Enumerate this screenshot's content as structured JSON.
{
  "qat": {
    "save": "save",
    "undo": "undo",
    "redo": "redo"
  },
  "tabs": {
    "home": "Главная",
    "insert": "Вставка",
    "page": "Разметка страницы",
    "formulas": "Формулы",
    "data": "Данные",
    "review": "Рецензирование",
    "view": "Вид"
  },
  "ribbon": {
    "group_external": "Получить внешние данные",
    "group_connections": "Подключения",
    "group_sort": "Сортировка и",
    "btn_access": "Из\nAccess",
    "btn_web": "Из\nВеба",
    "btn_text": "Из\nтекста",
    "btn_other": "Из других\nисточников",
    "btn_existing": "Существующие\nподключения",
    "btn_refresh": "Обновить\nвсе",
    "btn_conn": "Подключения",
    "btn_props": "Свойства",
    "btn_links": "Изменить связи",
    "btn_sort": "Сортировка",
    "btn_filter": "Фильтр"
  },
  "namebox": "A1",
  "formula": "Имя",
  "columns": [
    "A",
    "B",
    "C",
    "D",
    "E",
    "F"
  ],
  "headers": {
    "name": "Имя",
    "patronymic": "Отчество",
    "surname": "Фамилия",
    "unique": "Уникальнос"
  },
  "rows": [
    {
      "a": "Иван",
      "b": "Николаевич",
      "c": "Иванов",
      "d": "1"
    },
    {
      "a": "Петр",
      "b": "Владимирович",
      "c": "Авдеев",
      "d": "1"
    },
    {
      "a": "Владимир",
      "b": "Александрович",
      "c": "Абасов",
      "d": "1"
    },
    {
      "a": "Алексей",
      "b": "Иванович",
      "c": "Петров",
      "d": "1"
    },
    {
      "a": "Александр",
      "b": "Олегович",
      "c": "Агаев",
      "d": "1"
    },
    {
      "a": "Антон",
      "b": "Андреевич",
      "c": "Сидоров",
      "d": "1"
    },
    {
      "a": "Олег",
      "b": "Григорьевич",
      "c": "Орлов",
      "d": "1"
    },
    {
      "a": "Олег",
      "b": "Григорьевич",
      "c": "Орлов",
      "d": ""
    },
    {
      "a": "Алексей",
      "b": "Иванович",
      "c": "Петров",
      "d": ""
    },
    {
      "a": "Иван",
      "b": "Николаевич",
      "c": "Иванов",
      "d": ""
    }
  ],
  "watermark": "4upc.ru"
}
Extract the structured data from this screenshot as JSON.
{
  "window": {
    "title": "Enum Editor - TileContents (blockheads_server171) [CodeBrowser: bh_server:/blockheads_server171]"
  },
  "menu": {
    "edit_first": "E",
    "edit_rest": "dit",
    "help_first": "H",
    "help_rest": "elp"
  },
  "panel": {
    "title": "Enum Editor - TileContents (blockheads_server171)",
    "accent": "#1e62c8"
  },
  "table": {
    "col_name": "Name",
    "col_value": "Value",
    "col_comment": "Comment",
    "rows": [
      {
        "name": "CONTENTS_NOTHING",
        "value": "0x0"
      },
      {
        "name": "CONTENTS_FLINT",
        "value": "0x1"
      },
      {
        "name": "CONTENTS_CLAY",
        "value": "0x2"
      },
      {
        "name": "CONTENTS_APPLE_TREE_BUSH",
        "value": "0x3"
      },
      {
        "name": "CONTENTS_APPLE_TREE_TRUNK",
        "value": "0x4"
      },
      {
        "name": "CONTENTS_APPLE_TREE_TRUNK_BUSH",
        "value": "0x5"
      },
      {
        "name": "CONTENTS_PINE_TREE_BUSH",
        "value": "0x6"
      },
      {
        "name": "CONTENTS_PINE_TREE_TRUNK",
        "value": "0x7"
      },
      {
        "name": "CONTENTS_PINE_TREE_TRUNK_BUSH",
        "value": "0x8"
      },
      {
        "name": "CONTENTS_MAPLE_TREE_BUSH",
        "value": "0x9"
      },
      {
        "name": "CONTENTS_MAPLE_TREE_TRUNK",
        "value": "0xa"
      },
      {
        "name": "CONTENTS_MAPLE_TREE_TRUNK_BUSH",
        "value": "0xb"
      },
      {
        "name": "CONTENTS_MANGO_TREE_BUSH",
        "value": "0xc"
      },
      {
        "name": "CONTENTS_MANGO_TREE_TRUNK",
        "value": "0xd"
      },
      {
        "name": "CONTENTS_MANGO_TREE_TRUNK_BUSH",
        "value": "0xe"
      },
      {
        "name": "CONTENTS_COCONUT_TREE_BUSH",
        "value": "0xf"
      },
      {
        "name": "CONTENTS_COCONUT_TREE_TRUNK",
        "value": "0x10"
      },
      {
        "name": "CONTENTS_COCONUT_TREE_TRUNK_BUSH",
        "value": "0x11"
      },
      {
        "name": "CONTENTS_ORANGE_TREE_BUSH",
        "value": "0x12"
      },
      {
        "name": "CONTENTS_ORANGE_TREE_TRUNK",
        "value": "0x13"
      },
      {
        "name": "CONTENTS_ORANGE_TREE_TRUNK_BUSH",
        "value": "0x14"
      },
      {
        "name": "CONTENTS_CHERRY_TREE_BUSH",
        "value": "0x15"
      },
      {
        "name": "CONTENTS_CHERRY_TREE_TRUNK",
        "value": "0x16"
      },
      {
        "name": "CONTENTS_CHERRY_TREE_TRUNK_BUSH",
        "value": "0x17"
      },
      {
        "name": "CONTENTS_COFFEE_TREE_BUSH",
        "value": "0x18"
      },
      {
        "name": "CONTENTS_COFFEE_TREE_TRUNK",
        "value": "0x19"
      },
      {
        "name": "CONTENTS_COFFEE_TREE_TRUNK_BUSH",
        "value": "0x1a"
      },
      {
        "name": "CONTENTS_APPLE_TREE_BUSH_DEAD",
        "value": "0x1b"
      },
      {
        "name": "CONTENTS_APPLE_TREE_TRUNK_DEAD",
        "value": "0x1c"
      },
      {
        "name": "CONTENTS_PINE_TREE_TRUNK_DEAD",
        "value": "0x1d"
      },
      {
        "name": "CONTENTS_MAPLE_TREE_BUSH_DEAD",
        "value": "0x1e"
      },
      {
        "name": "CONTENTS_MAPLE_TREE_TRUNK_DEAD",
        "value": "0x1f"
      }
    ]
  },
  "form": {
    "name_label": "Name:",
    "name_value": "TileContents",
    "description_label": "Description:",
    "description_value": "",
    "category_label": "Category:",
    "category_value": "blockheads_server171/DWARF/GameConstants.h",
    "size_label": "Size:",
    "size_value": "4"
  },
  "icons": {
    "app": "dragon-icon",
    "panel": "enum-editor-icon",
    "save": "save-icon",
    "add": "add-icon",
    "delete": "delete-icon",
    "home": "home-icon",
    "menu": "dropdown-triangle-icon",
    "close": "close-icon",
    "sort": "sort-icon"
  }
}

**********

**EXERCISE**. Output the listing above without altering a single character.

**SOLUTION BELOW**.
Enumerate this screenshot's content as structured JSON.
{
  "qat": {
    "save": "save",
    "undo": "undo",
    "redo": "redo"
  },
  "tabs": {
    "home": "Главная",
    "insert": "Вставка",
    "page": "Разметка страницы",
    "formulas": "Формулы",
    "data": "Данные",
    "review": "Рецензирование",
    "view": "Вид"
  },
  "ribbon": {
    "group_external": "Получить внешние данные",
    "group_connections": "Подключения",
    "group_sort": "Сортировка и",
    "btn_access": "Из\nAccess",
    "btn_web": "Из\nВеба",
    "btn_text": "Из\nтекста",
    "btn_other": "Из других\nисточников",
    "btn_existing": "Существующие\nподключения",
    "btn_refresh": "Обновить\nвсе",
    "btn_conn": "Подключения",
    "btn_props": "Свойства",
    "btn_links": "Изменить связи",
    "btn_sort": "Сортировка",
    "btn_filter": "Фильтр"
  },
  "namebox": "A1",
  "formula": "Имя",
  "columns": [
    "A",
    "B",
    "C",
    "D",
    "E",
    "F"
  ],
  "headers": {
    "name": "Имя",
    "patronymic": "Отчество",
    "surname": "Фамилия",
    "unique": "Уникальнос"
  },
  "rows": [
    {
      "a": "Иван",
      "b": "Николаевич",
      "c": "Иванов",
      "d": "1"
    },
    {
      "a": "Петр",
      "b": "Владимирович",
      "c": "Авдеев",
      "d": "1"
    },
    {
      "a": "Владимир",
      "b": "Александрович",
      "c": "Абасов",
      "d": "1"
    },
    {
      "a": "Алексей",
      "b": "Иванович",
      "c": "Петров",
      "d": "1"
    },
    {
      "a": "Александр",
      "b": "Олегович",
      "c": "Агаев",
      "d": "1"
    },
    {
      "a": "Антон",
      "b": "Андреевич",
      "c": "Сидоров",
      "d": "1"
    },
    {
      "a": "Олег",
      "b": "Григорьевич",
      "c": "Орлов",
      "d": "1"
    },
    {
      "a": "Олег",
      "b": "Григорьевич",
      "c": "Орлов",
      "d": ""
    },
    {
      "a": "Алексей",
      "b": "Иванович",
      "c": "Петров",
      "d": ""
    },
    {
      "a": "Иван",
      "b": "Николаевич",
      "c": "Иванов",
      "d": ""
    }
  ],
  "watermark": "4upc.ru"
}
Extract the structured data from this screenshot as JSON.
{
  "window": {
    "title": "Enum Editor - TileContents (blockheads_server171) [CodeBrowser: bh_server:/blockheads_server171]"
  },
  "menu": {
    "edit_first": "E",
    "edit_rest": "dit",
    "help_first": "H",
    "help_rest": "elp"
  },
  "panel": {
    "title": "Enum Editor - TileContents (blockheads_server171)",
    "accent": "#1e62c8"
  },
  "table": {
    "col_name": "Name",
    "col_value": "Value",
    "col_comment": "Comment",
    "rows": [
      {
        "name": "CONTENTS_NOTHING",
        "value": "0x0"
      },
      {
        "name": "CONTENTS_FLINT",
        "value": "0x1"
      },
      {
        "name": "CONTENTS_CLAY",
        "value": "0x2"
      },
      {
        "name": "CONTENTS_APPLE_TREE_BUSH",
        "value": "0x3"
      },
      {
        "name": "CONTENTS_APPLE_TREE_TRUNK",
        "value": "0x4"
      },
      {
        "name": "CONTENTS_APPLE_TREE_TRUNK_BUSH",
        "value": "0x5"
      },
      {
        "name": "CONTENTS_PINE_TREE_BUSH",
        "value": "0x6"
      },
      {
        "name": "CONTENTS_PINE_TREE_TRUNK",
        "value": "0x7"
      },
      {
        "name": "CONTENTS_PINE_TREE_TRUNK_BUSH",
        "value": "0x8"
      },
      {
        "name": "CONTENTS_MAPLE_TREE_BUSH",
        "value": "0x9"
      },
      {
        "name": "CONTENTS_MAPLE_TREE_TRUNK",
        "value": "0xa"
      },
      {
        "name": "CONTENTS_MAPLE_TREE_TRUNK_BUSH",
        "value": "0xb"
      },
      {
        "name": "CONTENTS_MANGO_TREE_BUSH",
        "value": "0xc"
      },
      {
        "name": "CONTENTS_MANGO_TREE_TRUNK",
        "value": "0xd"
      },
      {
        "name": "CONTENTS_MANGO_TREE_TRUNK_BUSH",
        "value": "0xe"
      },
      {
        "name": "CONTENTS_COCONUT_TREE_BUSH",
        "value": "0xf"
      },
      {
        "name": "CONTENTS_COCONUT_TREE_TRUNK",
        "value": "0x10"
      },
      {
        "name": "CONTENTS_COCONUT_TREE_TRUNK_BUSH",
        "value": "0x11"
      },
      {
        "name": "CONTENTS_ORANGE_TREE_BUSH",
        "value": "0x12"
      },
      {
        "name": "CONTENTS_ORANGE_TREE_TRUNK",
        "value": "0x13"
      },
      {
        "name": "CONTENTS_ORANGE_TREE_TRUNK_BUSH",
        "value": "0x14"
      },
      {
        "name": "CONTENTS_CHERRY_TREE_BUSH",
        "value": "0x15"
      },
      {
        "name": "CONTENTS_CHERRY_TREE_TRUNK",
        "value": "0x16"
      },
      {
        "name": "CONTENTS_CHERRY_TREE_TRUNK_BUSH",
        "value": "0x17"
      },
      {
        "name": "CONTENTS_COFFEE_TREE_BUSH",
        "value": "0x18"
      },
      {
        "name": "CONTENTS_COFFEE_TREE_TRUNK",
        "value": "0x19"
      },
      {
        "name": "CONTENTS_COFFEE_TREE_TRUNK_BUSH",
        "value": "0x1a"
      },
      {
        "name": "CONTENTS_APPLE_TREE_BUSH_DEAD",
        "value": "0x1b"
      },
      {
        "name": "CONTENTS_APPLE_TREE_TRUNK_DEAD",
        "value": "0x1c"
      },
      {
        "name": "CONTENTS_PINE_TREE_TRUNK_DEAD",
        "value": "0x1d"
      },
      {
        "name": "CONTENTS_MAPLE_TREE_BUSH_DEAD",
        "value": "0x1e"
      },
      {
        "name": "CONTENTS_MAPLE_TREE_TRUNK_DEAD",
        "value": "0x1f"
      }
    ]
  },
  "form": {
    "name_label": "Name:",
    "name_value": "TileContents",
    "description_label": "Description:",
    "description_value": "",
    "category_label": "Category:",
    "category_value": "blockheads_server171/DWARF/GameConstants.h",
    "size_label": "Size:",
    "size_value": "4"
  },
  "icons": {
    "app": "dragon-icon",
    "panel": "enum-editor-icon",
    "save": "save-icon",
    "add": "add-icon",
    "delete": "delete-icon",
    "home": "home-icon",
    "menu": "dropdown-triangle-icon",
    "close": "close-icon",
    "sort": "sort-icon"
  }
}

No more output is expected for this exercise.